Segment Start: RECORDS SUPPLIED

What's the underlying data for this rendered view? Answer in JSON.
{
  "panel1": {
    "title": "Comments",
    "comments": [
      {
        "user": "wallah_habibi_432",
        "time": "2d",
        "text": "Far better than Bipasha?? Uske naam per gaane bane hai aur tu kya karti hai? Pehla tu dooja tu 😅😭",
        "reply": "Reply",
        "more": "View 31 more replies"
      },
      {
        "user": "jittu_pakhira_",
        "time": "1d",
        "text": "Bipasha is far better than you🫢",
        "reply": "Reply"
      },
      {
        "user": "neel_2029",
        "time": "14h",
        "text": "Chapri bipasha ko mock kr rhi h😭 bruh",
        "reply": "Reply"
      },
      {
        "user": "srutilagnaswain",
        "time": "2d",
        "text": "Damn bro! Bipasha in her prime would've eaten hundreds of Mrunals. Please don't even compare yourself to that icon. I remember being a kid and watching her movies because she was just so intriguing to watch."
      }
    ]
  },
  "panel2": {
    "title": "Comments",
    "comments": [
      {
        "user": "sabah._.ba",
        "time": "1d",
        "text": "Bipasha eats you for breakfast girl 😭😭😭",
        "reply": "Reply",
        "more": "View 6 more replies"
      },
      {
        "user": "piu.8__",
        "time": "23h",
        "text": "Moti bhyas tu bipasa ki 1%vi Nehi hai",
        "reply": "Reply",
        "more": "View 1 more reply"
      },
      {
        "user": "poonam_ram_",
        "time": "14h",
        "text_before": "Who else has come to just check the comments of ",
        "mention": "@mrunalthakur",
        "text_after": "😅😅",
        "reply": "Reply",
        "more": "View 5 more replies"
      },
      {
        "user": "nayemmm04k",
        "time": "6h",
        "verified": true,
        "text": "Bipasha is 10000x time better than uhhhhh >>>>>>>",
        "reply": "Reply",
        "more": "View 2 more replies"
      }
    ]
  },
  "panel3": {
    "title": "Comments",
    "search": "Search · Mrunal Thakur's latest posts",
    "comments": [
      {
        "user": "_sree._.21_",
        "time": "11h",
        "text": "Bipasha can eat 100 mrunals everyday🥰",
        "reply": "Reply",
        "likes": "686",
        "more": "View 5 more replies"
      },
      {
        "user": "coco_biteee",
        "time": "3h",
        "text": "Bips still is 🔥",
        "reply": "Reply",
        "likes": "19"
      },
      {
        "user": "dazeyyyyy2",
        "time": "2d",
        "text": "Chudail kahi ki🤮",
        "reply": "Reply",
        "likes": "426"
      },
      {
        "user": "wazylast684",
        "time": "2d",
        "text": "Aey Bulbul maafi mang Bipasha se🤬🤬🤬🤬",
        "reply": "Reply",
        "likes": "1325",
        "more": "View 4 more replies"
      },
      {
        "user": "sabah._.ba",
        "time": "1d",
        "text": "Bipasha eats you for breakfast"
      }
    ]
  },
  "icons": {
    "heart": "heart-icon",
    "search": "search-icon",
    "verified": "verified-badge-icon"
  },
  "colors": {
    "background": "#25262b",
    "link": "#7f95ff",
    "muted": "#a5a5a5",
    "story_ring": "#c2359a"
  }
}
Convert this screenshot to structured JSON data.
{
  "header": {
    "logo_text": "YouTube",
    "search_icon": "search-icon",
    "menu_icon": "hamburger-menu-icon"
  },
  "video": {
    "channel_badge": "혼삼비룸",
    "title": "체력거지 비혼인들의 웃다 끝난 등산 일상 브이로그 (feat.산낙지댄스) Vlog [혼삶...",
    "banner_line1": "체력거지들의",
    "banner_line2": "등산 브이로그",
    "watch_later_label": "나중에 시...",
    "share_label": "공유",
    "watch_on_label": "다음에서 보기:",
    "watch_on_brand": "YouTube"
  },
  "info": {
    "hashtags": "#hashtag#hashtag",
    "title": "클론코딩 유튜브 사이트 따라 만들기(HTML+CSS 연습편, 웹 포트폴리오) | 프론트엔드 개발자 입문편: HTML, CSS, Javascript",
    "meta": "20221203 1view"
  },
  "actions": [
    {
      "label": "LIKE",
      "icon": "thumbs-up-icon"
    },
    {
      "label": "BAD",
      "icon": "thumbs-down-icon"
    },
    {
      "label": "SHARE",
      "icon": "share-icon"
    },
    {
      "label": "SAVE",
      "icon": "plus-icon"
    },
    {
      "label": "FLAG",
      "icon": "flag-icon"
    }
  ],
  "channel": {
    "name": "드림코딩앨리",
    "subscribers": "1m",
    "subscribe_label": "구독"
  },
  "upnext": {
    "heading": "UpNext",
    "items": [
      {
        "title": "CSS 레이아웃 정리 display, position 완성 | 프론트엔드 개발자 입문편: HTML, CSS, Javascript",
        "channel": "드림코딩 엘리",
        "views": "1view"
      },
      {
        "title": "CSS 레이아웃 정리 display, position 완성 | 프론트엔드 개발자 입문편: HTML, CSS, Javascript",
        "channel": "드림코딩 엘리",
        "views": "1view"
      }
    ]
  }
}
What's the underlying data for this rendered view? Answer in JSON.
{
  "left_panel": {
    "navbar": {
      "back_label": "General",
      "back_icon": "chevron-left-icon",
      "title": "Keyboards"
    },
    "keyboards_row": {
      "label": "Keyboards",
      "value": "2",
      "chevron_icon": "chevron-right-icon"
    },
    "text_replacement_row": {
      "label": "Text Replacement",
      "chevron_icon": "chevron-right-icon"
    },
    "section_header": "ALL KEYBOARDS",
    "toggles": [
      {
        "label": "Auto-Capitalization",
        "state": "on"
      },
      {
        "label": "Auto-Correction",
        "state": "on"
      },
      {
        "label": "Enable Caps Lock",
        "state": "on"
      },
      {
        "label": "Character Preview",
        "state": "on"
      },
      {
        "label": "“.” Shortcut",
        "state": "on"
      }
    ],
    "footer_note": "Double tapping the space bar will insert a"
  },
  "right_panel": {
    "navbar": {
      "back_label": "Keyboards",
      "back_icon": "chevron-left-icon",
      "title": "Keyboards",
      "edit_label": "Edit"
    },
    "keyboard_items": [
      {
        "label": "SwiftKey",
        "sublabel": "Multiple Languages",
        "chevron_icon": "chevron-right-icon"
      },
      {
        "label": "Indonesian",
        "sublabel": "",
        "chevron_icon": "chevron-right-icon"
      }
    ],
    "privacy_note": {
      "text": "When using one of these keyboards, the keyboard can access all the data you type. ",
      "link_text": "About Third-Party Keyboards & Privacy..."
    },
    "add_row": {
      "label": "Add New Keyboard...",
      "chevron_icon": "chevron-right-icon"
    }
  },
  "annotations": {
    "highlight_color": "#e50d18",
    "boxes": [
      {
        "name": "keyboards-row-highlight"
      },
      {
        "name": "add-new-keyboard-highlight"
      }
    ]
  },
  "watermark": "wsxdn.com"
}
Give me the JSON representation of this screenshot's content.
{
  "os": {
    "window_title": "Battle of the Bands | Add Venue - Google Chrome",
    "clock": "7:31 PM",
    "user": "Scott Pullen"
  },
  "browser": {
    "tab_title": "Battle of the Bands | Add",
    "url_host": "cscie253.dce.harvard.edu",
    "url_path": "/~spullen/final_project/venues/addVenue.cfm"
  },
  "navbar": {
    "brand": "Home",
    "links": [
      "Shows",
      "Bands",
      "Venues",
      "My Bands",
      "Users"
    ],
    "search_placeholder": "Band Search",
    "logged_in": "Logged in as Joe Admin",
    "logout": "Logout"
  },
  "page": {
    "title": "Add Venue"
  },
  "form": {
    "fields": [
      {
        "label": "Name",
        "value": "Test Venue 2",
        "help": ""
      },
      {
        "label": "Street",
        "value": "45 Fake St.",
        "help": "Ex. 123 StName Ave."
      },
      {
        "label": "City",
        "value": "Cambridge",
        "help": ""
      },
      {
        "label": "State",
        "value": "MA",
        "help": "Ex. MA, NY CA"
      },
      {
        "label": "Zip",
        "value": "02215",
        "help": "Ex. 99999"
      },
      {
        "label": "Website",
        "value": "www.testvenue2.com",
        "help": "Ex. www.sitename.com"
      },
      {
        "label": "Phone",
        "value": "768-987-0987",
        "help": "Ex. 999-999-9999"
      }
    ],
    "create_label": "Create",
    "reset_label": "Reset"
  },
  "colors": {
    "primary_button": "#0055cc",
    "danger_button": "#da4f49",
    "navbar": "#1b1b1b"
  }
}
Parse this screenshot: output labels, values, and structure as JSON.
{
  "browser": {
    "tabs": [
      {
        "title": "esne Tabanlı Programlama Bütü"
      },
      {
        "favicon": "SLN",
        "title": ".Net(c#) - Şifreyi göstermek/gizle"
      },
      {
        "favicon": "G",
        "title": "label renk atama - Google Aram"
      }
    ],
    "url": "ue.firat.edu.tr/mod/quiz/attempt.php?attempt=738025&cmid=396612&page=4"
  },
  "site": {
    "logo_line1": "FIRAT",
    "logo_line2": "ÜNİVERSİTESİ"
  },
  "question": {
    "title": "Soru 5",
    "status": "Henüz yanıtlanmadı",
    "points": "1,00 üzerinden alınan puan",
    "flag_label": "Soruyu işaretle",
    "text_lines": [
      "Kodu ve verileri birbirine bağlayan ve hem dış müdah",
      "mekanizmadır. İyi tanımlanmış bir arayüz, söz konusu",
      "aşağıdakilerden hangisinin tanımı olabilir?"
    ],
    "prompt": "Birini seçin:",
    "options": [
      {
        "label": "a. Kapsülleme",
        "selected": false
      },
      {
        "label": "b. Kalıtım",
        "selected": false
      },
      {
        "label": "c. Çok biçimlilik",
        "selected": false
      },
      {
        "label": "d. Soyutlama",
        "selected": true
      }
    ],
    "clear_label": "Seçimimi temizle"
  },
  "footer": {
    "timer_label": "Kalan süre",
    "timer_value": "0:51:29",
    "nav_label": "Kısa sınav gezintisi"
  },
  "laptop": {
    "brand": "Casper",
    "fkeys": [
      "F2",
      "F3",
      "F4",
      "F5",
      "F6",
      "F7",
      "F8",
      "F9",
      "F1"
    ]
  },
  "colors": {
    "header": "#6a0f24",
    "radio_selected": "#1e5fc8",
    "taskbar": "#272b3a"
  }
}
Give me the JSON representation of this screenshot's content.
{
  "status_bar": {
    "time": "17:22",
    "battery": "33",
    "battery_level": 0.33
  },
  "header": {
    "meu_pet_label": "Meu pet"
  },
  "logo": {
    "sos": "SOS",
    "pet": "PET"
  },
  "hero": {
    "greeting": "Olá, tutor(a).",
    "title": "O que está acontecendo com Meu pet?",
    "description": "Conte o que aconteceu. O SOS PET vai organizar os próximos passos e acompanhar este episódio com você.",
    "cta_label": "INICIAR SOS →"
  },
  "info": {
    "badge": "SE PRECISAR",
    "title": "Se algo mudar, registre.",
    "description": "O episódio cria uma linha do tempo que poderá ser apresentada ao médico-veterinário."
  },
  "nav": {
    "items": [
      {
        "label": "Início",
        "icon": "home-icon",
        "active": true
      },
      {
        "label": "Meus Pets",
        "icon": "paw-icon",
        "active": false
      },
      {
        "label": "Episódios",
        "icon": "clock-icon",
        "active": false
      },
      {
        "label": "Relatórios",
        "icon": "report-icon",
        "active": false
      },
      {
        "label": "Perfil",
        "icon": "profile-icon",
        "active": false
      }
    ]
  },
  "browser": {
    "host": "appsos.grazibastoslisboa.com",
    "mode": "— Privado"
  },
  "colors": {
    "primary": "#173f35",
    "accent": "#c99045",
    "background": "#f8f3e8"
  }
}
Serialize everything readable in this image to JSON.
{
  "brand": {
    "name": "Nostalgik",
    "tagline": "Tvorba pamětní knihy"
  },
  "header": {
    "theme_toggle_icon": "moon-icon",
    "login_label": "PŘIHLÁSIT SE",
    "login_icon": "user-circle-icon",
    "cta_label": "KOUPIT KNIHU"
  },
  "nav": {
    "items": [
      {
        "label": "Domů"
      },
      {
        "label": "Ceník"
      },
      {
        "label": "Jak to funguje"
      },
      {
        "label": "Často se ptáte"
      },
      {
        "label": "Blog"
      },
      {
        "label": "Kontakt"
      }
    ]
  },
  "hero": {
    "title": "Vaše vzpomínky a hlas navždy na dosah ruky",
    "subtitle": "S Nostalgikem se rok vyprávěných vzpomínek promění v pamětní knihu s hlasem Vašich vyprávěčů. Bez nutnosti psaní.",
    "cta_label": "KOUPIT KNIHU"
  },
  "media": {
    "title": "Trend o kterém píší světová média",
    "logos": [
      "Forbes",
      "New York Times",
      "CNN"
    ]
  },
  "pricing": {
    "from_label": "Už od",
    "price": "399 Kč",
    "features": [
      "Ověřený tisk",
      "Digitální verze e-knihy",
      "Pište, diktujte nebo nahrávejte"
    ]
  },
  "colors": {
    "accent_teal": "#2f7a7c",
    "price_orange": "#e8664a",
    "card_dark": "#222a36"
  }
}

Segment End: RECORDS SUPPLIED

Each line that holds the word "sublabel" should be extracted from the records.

        "sublabel": "Multiple Languages",
        "sublabel": "",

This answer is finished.